The Divorce is a romance/drama story by Nicole Strycharz. It was nominated in the Indie Book Awards, and it landed second place for Best Cover Design in the Urban Literature Magazine.
Jennifer (Jenzy) and Chris are a young married couple on the brink of divorce. We learn this through Jenzy, who opens the story with her point of view; the story switches between the two throughout. Through Jenzy’s devastation and Chris’s apparent lack of motivation to save his marriage, the two head down the disastrous slop we call divorce.
As stated previously, this story is written in both Chris and Jenzy’s point of view. As a reader, this is significant. We have all heard the saying, “There are two sides to every story.” Both points of view offer readers insight into how Chris and Jenzy view their relationship before and after the divorce. I found myself enjoying Chris’s point of view more than Jenzy’s simply because of the comedy. Strycharz has a knack for it. It was almost like watching a romantic/comedy sitcom in my head.
Mixed with the switching point of views are flashbacks, which are done well. I applaud Strycharz for that because flashbacks are not always easy to perfect. Readers learn about Jenzy and Chris’s past, how they met, and what led them to where they are now. I enjoyed reading these past stories because it gave me a sense of what kind of people they were and how that shaped their future. We see such a development from Chris through these stories and as the story progresses.

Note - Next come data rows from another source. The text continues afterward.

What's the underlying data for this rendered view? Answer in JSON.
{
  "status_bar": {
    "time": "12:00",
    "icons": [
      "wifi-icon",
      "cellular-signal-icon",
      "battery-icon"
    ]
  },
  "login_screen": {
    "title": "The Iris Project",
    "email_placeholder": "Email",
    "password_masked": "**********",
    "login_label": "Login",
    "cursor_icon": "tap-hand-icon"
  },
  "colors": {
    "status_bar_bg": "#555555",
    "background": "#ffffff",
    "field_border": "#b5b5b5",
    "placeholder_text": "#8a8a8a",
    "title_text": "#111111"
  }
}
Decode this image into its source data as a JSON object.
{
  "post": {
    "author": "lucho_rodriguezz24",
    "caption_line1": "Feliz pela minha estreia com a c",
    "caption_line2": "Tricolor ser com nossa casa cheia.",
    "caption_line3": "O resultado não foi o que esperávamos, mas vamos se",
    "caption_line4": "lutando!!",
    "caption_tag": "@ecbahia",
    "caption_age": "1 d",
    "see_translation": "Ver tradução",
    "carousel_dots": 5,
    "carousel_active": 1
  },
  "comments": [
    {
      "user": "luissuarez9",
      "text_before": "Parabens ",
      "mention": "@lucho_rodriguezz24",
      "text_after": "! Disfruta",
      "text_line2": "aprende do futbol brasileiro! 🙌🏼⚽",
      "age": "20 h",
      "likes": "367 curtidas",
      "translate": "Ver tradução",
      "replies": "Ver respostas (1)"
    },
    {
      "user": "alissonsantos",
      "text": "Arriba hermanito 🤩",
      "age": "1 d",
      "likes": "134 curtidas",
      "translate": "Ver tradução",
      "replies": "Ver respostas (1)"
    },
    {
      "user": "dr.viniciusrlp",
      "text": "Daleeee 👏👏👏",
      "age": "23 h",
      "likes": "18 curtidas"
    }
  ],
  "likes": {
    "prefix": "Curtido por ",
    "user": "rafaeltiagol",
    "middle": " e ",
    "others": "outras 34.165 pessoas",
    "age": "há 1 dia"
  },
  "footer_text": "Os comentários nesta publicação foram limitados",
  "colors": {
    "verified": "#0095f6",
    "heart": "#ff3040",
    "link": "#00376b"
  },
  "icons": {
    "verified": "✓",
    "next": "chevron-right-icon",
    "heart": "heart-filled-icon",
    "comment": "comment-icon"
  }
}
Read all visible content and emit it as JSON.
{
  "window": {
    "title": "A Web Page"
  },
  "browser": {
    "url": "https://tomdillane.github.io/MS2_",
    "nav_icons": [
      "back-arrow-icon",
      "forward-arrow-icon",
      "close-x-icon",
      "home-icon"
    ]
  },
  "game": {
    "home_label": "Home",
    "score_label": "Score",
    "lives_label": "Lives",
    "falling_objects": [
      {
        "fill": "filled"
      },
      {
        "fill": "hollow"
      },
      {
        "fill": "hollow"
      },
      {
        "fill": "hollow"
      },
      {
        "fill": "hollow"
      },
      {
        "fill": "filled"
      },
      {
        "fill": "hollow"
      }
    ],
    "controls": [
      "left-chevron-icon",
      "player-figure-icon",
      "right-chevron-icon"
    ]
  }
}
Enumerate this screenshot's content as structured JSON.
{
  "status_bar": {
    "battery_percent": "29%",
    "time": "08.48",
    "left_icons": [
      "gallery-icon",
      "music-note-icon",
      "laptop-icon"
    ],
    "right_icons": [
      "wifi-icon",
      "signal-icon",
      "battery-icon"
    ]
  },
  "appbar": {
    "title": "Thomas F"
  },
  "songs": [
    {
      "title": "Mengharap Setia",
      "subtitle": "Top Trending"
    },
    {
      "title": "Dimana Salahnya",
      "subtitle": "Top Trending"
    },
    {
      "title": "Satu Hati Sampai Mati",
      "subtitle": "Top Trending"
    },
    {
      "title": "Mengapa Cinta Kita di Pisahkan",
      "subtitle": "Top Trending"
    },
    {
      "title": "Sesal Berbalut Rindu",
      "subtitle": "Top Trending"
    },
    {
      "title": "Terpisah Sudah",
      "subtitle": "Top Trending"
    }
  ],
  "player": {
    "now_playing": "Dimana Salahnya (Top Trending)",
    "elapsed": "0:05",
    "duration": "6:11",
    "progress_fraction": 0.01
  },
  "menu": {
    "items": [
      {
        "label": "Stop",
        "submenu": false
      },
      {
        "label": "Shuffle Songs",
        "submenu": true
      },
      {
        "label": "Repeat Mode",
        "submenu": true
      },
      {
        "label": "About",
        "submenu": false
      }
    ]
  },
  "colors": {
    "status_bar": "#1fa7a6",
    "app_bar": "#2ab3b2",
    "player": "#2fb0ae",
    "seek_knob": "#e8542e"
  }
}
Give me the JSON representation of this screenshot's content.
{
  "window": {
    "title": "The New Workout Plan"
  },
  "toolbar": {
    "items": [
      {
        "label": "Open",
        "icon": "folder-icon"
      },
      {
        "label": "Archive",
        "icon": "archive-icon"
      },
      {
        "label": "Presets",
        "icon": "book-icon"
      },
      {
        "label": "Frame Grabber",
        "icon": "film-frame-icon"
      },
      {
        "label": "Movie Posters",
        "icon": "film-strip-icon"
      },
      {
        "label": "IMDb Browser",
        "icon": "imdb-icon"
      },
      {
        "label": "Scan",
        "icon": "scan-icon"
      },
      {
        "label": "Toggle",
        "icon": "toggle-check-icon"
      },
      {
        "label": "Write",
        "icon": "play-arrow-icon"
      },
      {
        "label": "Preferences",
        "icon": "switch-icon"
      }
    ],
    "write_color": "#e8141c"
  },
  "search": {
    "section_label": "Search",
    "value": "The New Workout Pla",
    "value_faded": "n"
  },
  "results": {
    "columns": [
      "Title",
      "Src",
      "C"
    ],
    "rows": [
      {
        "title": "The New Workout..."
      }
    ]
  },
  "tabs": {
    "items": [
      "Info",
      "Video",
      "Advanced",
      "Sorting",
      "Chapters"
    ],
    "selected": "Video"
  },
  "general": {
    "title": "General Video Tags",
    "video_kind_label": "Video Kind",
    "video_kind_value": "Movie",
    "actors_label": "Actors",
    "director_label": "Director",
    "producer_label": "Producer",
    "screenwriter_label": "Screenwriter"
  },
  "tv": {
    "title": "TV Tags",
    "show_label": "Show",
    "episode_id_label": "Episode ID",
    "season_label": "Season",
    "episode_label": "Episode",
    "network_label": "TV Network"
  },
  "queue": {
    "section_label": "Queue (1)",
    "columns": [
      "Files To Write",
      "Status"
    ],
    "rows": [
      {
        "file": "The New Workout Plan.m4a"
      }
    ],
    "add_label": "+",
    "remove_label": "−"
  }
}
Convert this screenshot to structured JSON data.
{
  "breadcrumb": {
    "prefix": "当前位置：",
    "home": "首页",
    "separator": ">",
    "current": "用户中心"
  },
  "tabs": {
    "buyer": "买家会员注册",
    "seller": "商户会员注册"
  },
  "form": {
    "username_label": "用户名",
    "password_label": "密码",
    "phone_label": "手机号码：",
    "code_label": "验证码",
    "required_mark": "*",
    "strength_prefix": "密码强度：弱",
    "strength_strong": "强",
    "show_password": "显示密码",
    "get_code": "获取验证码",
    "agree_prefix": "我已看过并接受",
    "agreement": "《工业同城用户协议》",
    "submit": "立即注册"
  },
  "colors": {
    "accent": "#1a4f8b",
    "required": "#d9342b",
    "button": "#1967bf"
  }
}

If you’re a fan of romance and comedy, this story is for you. There’s plenty of both. There’s also devastating moments, which many of us can relate to whether we’ve been through a break-up or an actual divorce. I like how Strycharz broke down what it actually feels like from both sides, slipping away and slowly disappearing, or being completely ignorant to your own actions. Strycharz captures what it’s like trying to move on when you’re still in love and the absolute emptiness that comes with reinventing your life. We learn just what moving on too soon can do to everyone involved, and how the relationships around both parties (friends and family) are affected by every decision made.
There are some sex scenes in this book. These scenes meshed well with what was going on with the characters in these moments. Strycharz describes Jenzy’s struggles with feeling unwanted by her husband, who she used to have a passionate sex life with. This was important to Jenzy’s overall well-being and feelings towards her husband and the relationship itself. Chris struggles with the repercussions of his actions towards his wife during their marriage. His lack of affection and overall attitude towards his wife lands him where he’s at. Essentially, you don’t know what you’ve got until it’s gone. All of this makes the sex scenes and talk of sex necessary to the story.
I give The Divorce 5 out of 5 stars. I found it interesting, relatable, and extremely hilarious at times.